In the period from 1875 to 1945, the Kuril Islands were under the Japanese rule.
Under the decision of the Yalta Conference of heads of the USSR, the USA and the UK held in 1945, the Kuril Islands were to be transferred to the Soviet Union after the war against Japan.
As a result of the Kuril landing operation August 18 – September 1, 1945, the Kuril Islands were liberated from Japanese troops by the Soviet Army.
On 2 September 1945, Japan signed the unconditional surrender, accepting the Potsdam Declaration of 1945, according to which its sovereignty was limited to the islands of Honshu, Kyushu, Shikoku and Hokkaido and the smaller islands of Japanese archipelago. Iturup, Kunashir, Shikotan and Habomai passed to the Soviet Union.

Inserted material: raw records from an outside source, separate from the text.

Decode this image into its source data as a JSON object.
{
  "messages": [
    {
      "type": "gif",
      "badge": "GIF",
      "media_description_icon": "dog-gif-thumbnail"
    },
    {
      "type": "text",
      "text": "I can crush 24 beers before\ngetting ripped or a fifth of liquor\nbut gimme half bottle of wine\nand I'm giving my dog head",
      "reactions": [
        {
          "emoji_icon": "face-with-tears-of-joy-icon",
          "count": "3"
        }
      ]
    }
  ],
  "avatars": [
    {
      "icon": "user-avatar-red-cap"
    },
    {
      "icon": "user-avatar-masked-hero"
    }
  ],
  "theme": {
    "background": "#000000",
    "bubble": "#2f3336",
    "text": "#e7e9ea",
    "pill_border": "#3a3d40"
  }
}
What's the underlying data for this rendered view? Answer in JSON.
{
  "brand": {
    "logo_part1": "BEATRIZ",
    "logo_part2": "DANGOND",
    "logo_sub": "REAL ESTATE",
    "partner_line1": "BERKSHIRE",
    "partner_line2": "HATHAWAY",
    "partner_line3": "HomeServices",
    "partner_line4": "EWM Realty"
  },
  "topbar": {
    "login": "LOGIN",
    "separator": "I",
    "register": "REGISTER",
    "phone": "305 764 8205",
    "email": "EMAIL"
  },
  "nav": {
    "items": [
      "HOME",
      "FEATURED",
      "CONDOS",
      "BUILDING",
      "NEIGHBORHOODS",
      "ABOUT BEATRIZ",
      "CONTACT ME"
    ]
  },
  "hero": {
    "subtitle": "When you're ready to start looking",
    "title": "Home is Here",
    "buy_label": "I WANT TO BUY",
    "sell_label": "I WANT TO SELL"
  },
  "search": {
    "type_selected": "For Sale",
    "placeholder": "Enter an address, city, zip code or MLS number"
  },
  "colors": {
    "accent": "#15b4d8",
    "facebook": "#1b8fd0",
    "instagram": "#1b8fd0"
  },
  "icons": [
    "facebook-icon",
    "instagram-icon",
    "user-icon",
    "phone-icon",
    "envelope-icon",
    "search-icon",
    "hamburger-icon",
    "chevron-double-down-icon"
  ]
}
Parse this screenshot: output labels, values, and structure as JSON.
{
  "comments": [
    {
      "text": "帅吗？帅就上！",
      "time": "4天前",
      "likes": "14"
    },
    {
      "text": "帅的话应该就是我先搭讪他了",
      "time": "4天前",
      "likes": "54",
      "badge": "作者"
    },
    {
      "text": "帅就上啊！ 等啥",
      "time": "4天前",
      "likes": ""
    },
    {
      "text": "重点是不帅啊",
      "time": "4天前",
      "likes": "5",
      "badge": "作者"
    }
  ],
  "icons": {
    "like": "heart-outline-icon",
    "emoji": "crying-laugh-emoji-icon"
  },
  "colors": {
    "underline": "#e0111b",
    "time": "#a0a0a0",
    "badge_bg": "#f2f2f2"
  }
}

On 2 February 1946, Iturup, Kunashir, Shikotan and Habomai were incorporated into the Soviet Union by the Presidium of the Supreme Soviet of the USSR.
According to the San Francisco Peace Treaty of 1951, Japan renounced all rights to the Kuril Islands. Soviet delegation did not sign the treaty, saying that it considered it as a separate agreement between the governments of the United States and Japan.
Joint Declaration of the Soviet Union and Japan of 1956 officially put an end to hostilities between the two countries. Moscow agreed to transfer Shikotan and Habomai to Japan after the peace treaty, however, the Japanese government insisted on the transfer of all four islands – so a peace treaty was not signed.
After the conclusion of the Japan-US Security Treaty in 1960, the Soviet Union withdrew commitments made by the Declaration of 1956.
In 1993, the Russian President and Prime Minister of Japan signed the Tokyo Declaration on Japan-Russia relations, according to which the parties agree to continue negotiations for an early conclusion of a peace treaty.